Among some IMS opponents a notion has emerged that audits can become more complex. However, having an IMS places no demand whatsoever on any company to fulfill a comprehensive EHSQ audit each time an audit is conducted. Rather, businesses need to assess where overlap exists and where it makes good business sense to combine elements.

Above and Beyond

A supposed Holy Grail of business management these days seems to be an EHSQ system that goes a step further and is configured to apply across all business lines, even those outside EHSQ realms. For example, document control, auditing, training and all other aspects of business performance could be governed along the same integrated management standards.

According to Robert Pojasek’s 2006 article in Environment Quality Management, “one synergistic or ‘umbrella’ system could enable an organization to ensure the quality of its products...and demonstrate that those products are consistent with the organization’s vision, mission, core values and objectives.”

The basic integration of ESHQ considerations could open the gateway to a holistic and synergistic approach to all business concerns, but this can be an ambitious and sometimes fruitless endeavor if the business in question is not of a size and scope necessary to warrant facing the logistical challenges demanded by such an organizational shift.Q

Tech Tips

  • An integrated management system coordinates all of an organization’s procedures, systems and processes within one complete framework.

  • The principle benefits of an integrated environment, health and safety, and quality (EHSQ) management includes both cost-effectiveness and collaboration between intrinsically related EHSQ concerns.

  • Integrate management systems when there is a clear business benefit, not just for the sake of integration.

  • Quality Online

    For more information on integrated management systems, click on the following:
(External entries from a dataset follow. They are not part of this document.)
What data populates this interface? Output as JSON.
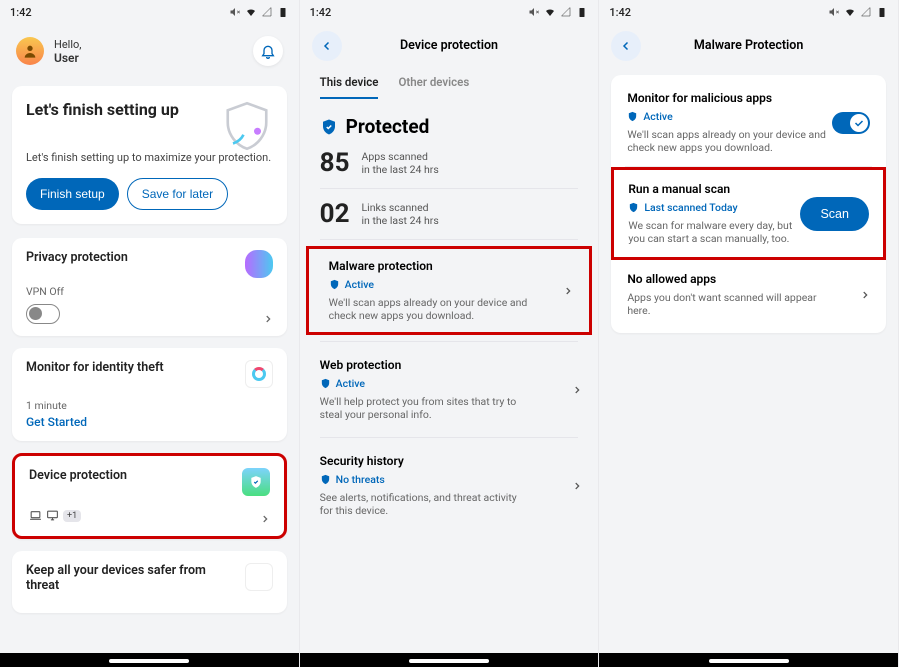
{
  "status": {
    "time": "1:42",
    "icons": [
      "mute",
      "wifi",
      "signal",
      "battery"
    ]
  },
  "screen1": {
    "greeting_label": "Hello,",
    "greeting_name": "User",
    "setup": {
      "title": "Let's finish setting up",
      "subtitle": "Let's finish setting up to maximize your protection.",
      "finish_btn": "Finish setup",
      "later_btn": "Save for later"
    },
    "privacy": {
      "title": "Privacy protection",
      "sub": "VPN Off"
    },
    "identity": {
      "title": "Monitor for identity theft",
      "time": "1 minute",
      "cta": "Get Started"
    },
    "device": {
      "title": "Device protection",
      "extra": "+1"
    },
    "threat": {
      "title": "Keep all your devices safer from threat"
    }
  },
  "screen2": {
    "title": "Device protection",
    "tabs": {
      "this": "This device",
      "other": "Other devices"
    },
    "status": "Protected",
    "stats": [
      {
        "num": "85",
        "label": "Apps scanned",
        "sub": "in the last 24 hrs"
      },
      {
        "num": "02",
        "label": "Links scanned",
        "sub": "in the last 24 hrs"
      }
    ],
    "items": {
      "malware": {
        "title": "Malware protection",
        "status": "Active",
        "desc": "We'll scan apps already on your device and check new apps you download."
      },
      "web": {
        "title": "Web protection",
        "status": "Active",
        "desc": "We'll help protect you from sites that try to steal your personal info."
      },
      "history": {
        "title": "Security history",
        "status": "No threats",
        "desc": "See alerts, notifications, and threat activity for this device."
      }
    }
  },
  "screen3": {
    "title": "Malware Protection",
    "monitor": {
      "title": "Monitor for malicious apps",
      "status": "Active",
      "desc": "We'll scan apps already on your device and check new apps you download."
    },
    "manual": {
      "title": "Run a manual scan",
      "status": "Last scanned Today",
      "desc": "We scan for malware every day, but you can start a scan manually, too.",
      "btn": "Scan"
    },
    "allowed": {
      "title": "No allowed apps",
      "desc": "Apps you don't want scanned will appear here."
    }
  }
}
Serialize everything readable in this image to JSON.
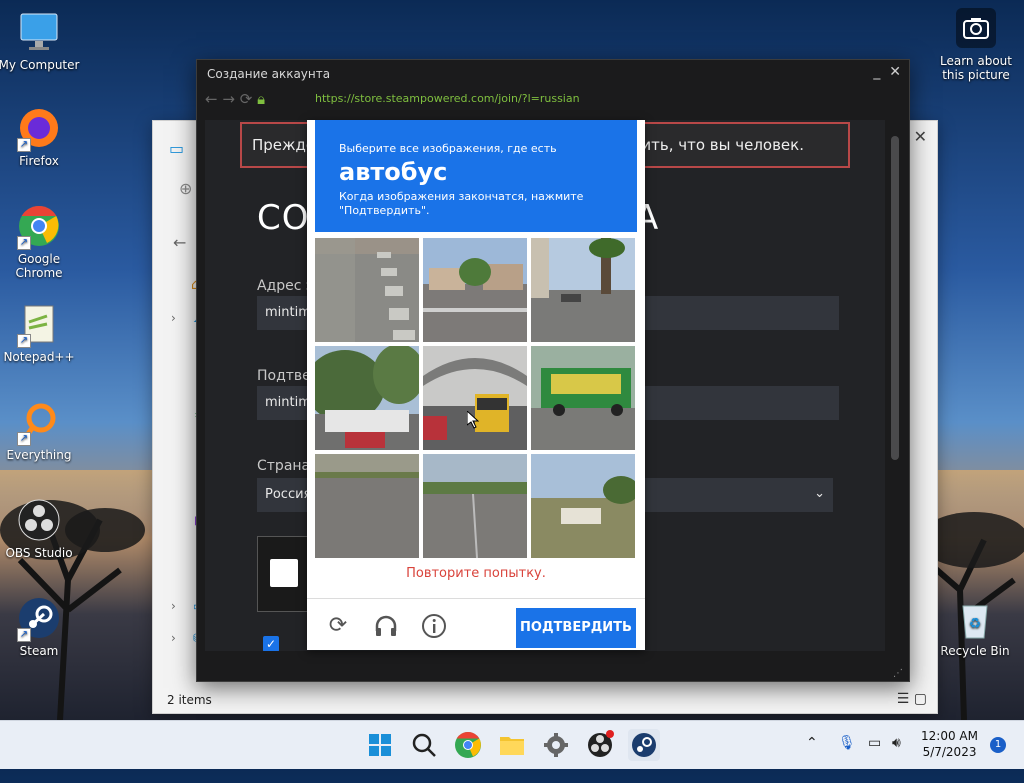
{
  "desktop": {
    "icons": [
      {
        "label": "My Computer"
      },
      {
        "label": "Firefox"
      },
      {
        "label": "Google Chrome"
      },
      {
        "label": "Notepad++"
      },
      {
        "label": "Everything"
      },
      {
        "label": "OBS Studio"
      },
      {
        "label": "Steam"
      },
      {
        "label": "Recycle Bin"
      }
    ],
    "learn_picture": "Learn about this picture"
  },
  "explorer": {
    "status": "2 items"
  },
  "steam_window": {
    "title": "Создание аккаунта",
    "url": "https://store.steampowered.com/join/?l=russian",
    "notice_left": "Прежде",
    "notice_right": "рдить, что вы человек.",
    "heading_left": "СО",
    "heading_right": "А",
    "email_label": "Адрес э",
    "email_value": "mintimu",
    "confirm_label": "Подтвер",
    "confirm_value": "mintimu",
    "country_label": "Страна",
    "country_value": "Россия"
  },
  "captcha": {
    "prompt": "Выберите все изображения, где есть",
    "target": "автобус",
    "instructions": "Когда изображения закончатся, нажмите \"Подтвердить\".",
    "error": "Повторите попытку.",
    "verify_label": "ПОДТВЕРДИТЬ",
    "tiles": [
      "crosswalk",
      "street-houses",
      "road-palms",
      "truck-trees",
      "school-bus",
      "food-truck",
      "road-grass",
      "road-field",
      "field-sign"
    ]
  },
  "taskbar": {
    "time": "12:00 AM",
    "date": "5/7/2023",
    "notifications": "1"
  },
  "colors": {
    "accent": "#1a73e8",
    "error": "#d9433b",
    "url_green": "#7fbf3f"
  }
}
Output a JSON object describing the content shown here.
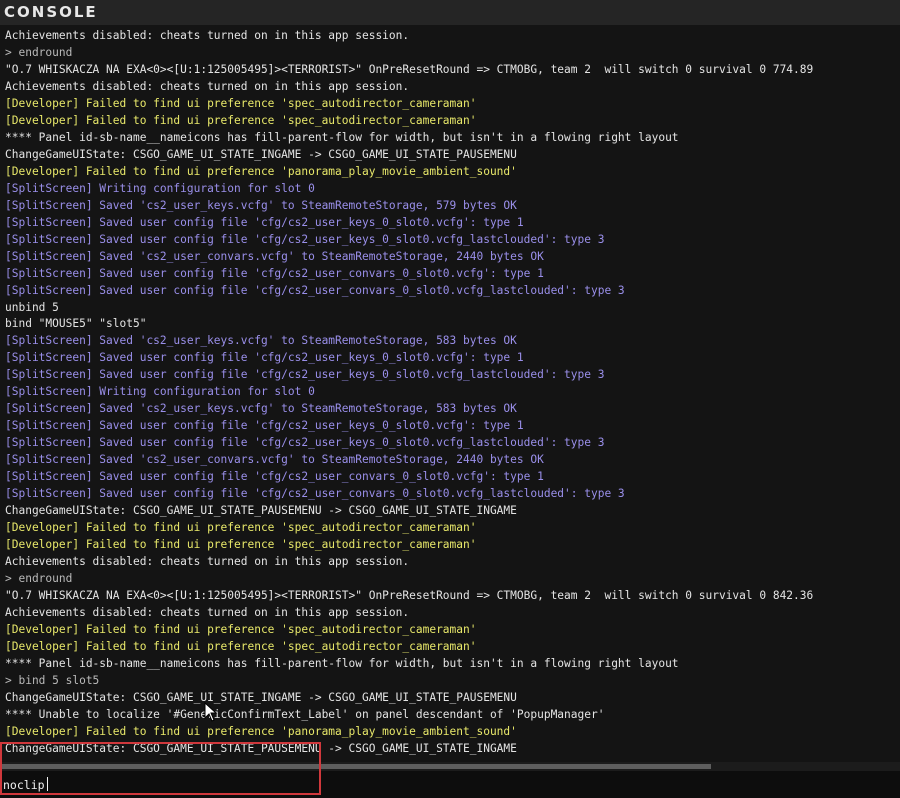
{
  "window": {
    "title": "CONSOLE"
  },
  "log": [
    {
      "kind": "plain",
      "text": "Achievements disabled: cheats turned on in this app session."
    },
    {
      "kind": "cmd",
      "text": "> endround"
    },
    {
      "kind": "plain",
      "text": "\"O.7 WHISKACZA NA EXA<0><[U:1:125005495]><TERRORIST>\" OnPreResetRound => CTMOBG, team 2  will switch 0 survival 0 774.89"
    },
    {
      "kind": "plain",
      "text": "Achievements disabled: cheats turned on in this app session."
    },
    {
      "kind": "dev",
      "text": "[Developer] Failed to find ui preference 'spec_autodirector_cameraman'"
    },
    {
      "kind": "dev",
      "text": "[Developer] Failed to find ui preference 'spec_autodirector_cameraman'"
    },
    {
      "kind": "plain",
      "text": "**** Panel id-sb-name__nameicons has fill-parent-flow for width, but isn't in a flowing right layout"
    },
    {
      "kind": "plain",
      "text": "ChangeGameUIState: CSGO_GAME_UI_STATE_INGAME -> CSGO_GAME_UI_STATE_PAUSEMENU"
    },
    {
      "kind": "dev",
      "text": "[Developer] Failed to find ui preference 'panorama_play_movie_ambient_sound'"
    },
    {
      "kind": "split",
      "text": "[SplitScreen] Writing configuration for slot 0"
    },
    {
      "kind": "split",
      "text": "[SplitScreen] Saved 'cs2_user_keys.vcfg' to SteamRemoteStorage, 579 bytes OK"
    },
    {
      "kind": "split",
      "text": "[SplitScreen] Saved user config file 'cfg/cs2_user_keys_0_slot0.vcfg': type 1"
    },
    {
      "kind": "split",
      "text": "[SplitScreen] Saved user config file 'cfg/cs2_user_keys_0_slot0.vcfg_lastclouded': type 3"
    },
    {
      "kind": "split",
      "text": "[SplitScreen] Saved 'cs2_user_convars.vcfg' to SteamRemoteStorage, 2440 bytes OK"
    },
    {
      "kind": "split",
      "text": "[SplitScreen] Saved user config file 'cfg/cs2_user_convars_0_slot0.vcfg': type 1"
    },
    {
      "kind": "split",
      "text": "[SplitScreen] Saved user config file 'cfg/cs2_user_convars_0_slot0.vcfg_lastclouded': type 3"
    },
    {
      "kind": "plain",
      "text": "unbind 5"
    },
    {
      "kind": "plain",
      "text": "bind \"MOUSE5\" \"slot5\""
    },
    {
      "kind": "split",
      "text": "[SplitScreen] Saved 'cs2_user_keys.vcfg' to SteamRemoteStorage, 583 bytes OK"
    },
    {
      "kind": "split",
      "text": "[SplitScreen] Saved user config file 'cfg/cs2_user_keys_0_slot0.vcfg': type 1"
    },
    {
      "kind": "split",
      "text": "[SplitScreen] Saved user config file 'cfg/cs2_user_keys_0_slot0.vcfg_lastclouded': type 3"
    },
    {
      "kind": "split",
      "text": "[SplitScreen] Writing configuration for slot 0"
    },
    {
      "kind": "split",
      "text": "[SplitScreen] Saved 'cs2_user_keys.vcfg' to SteamRemoteStorage, 583 bytes OK"
    },
    {
      "kind": "split",
      "text": "[SplitScreen] Saved user config file 'cfg/cs2_user_keys_0_slot0.vcfg': type 1"
    },
    {
      "kind": "split",
      "text": "[SplitScreen] Saved user config file 'cfg/cs2_user_keys_0_slot0.vcfg_lastclouded': type 3"
    },
    {
      "kind": "split",
      "text": "[SplitScreen] Saved 'cs2_user_convars.vcfg' to SteamRemoteStorage, 2440 bytes OK"
    },
    {
      "kind": "split",
      "text": "[SplitScreen] Saved user config file 'cfg/cs2_user_convars_0_slot0.vcfg': type 1"
    },
    {
      "kind": "split",
      "text": "[SplitScreen] Saved user config file 'cfg/cs2_user_convars_0_slot0.vcfg_lastclouded': type 3"
    },
    {
      "kind": "plain",
      "text": "ChangeGameUIState: CSGO_GAME_UI_STATE_PAUSEMENU -> CSGO_GAME_UI_STATE_INGAME"
    },
    {
      "kind": "dev",
      "text": "[Developer] Failed to find ui preference 'spec_autodirector_cameraman'"
    },
    {
      "kind": "dev",
      "text": "[Developer] Failed to find ui preference 'spec_autodirector_cameraman'"
    },
    {
      "kind": "plain",
      "text": "Achievements disabled: cheats turned on in this app session."
    },
    {
      "kind": "cmd",
      "text": "> endround"
    },
    {
      "kind": "plain",
      "text": "\"O.7 WHISKACZA NA EXA<0><[U:1:125005495]><TERRORIST>\" OnPreResetRound => CTMOBG, team 2  will switch 0 survival 0 842.36"
    },
    {
      "kind": "plain",
      "text": "Achievements disabled: cheats turned on in this app session."
    },
    {
      "kind": "dev",
      "text": "[Developer] Failed to find ui preference 'spec_autodirector_cameraman'"
    },
    {
      "kind": "dev",
      "text": "[Developer] Failed to find ui preference 'spec_autodirector_cameraman'"
    },
    {
      "kind": "plain",
      "text": "**** Panel id-sb-name__nameicons has fill-parent-flow for width, but isn't in a flowing right layout"
    },
    {
      "kind": "cmd",
      "text": "> bind 5 slot5"
    },
    {
      "kind": "plain",
      "text": "ChangeGameUIState: CSGO_GAME_UI_STATE_INGAME -> CSGO_GAME_UI_STATE_PAUSEMENU"
    },
    {
      "kind": "plain",
      "text": "**** Unable to localize '#GenericConfirmText_Label' on panel descendant of 'PopupManager'"
    },
    {
      "kind": "dev",
      "text": "[Developer] Failed to find ui preference 'panorama_play_movie_ambient_sound'"
    },
    {
      "kind": "plain",
      "text": "ChangeGameUIState: CSGO_GAME_UI_STATE_PAUSEMENU -> CSGO_GAME_UI_STATE_INGAME"
    }
  ],
  "input": {
    "value": "noclip"
  },
  "scrollbar": {
    "thumb_fraction": 0.79
  }
}
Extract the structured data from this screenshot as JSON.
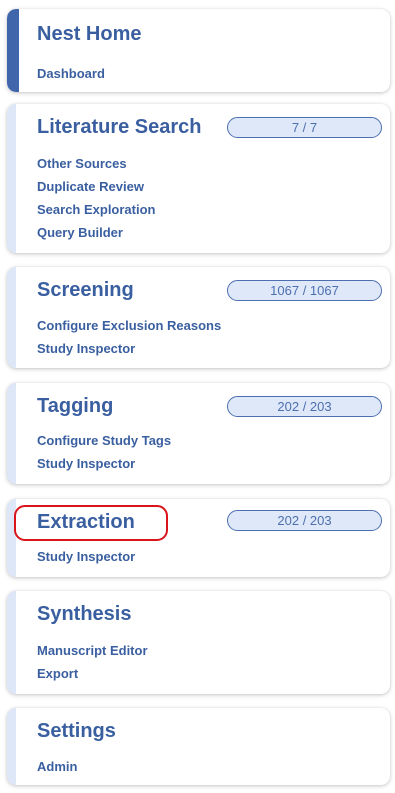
{
  "nav": {
    "nest_home": {
      "title": "Nest Home",
      "links": [
        "Dashboard"
      ]
    },
    "literature_search": {
      "title": "Literature Search",
      "badge": "7 / 7",
      "links": [
        "Other Sources",
        "Duplicate Review",
        "Search Exploration",
        "Query Builder"
      ]
    },
    "screening": {
      "title": "Screening",
      "badge": "1067 / 1067",
      "links": [
        "Configure Exclusion Reasons",
        "Study Inspector"
      ]
    },
    "tagging": {
      "title": "Tagging",
      "badge": "202 / 203",
      "links": [
        "Configure Study Tags",
        "Study Inspector"
      ]
    },
    "extraction": {
      "title": "Extraction",
      "badge": "202 / 203",
      "links": [
        "Study Inspector"
      ]
    },
    "synthesis": {
      "title": "Synthesis",
      "links": [
        "Manuscript Editor",
        "Export"
      ]
    },
    "settings": {
      "title": "Settings",
      "links": [
        "Admin"
      ]
    }
  },
  "colors": {
    "link_text": "#3a5fa0",
    "active_accent": "#3f66ab",
    "inactive_accent": "#dde7f7",
    "badge_border": "#4c6fb0",
    "badge_fill": "#dfe8f8",
    "highlight": "#d9141b"
  }
}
    “Enterprise Quality Management Evolves”
    “Optimize Your Quality Management System”
    “The Automated Management System”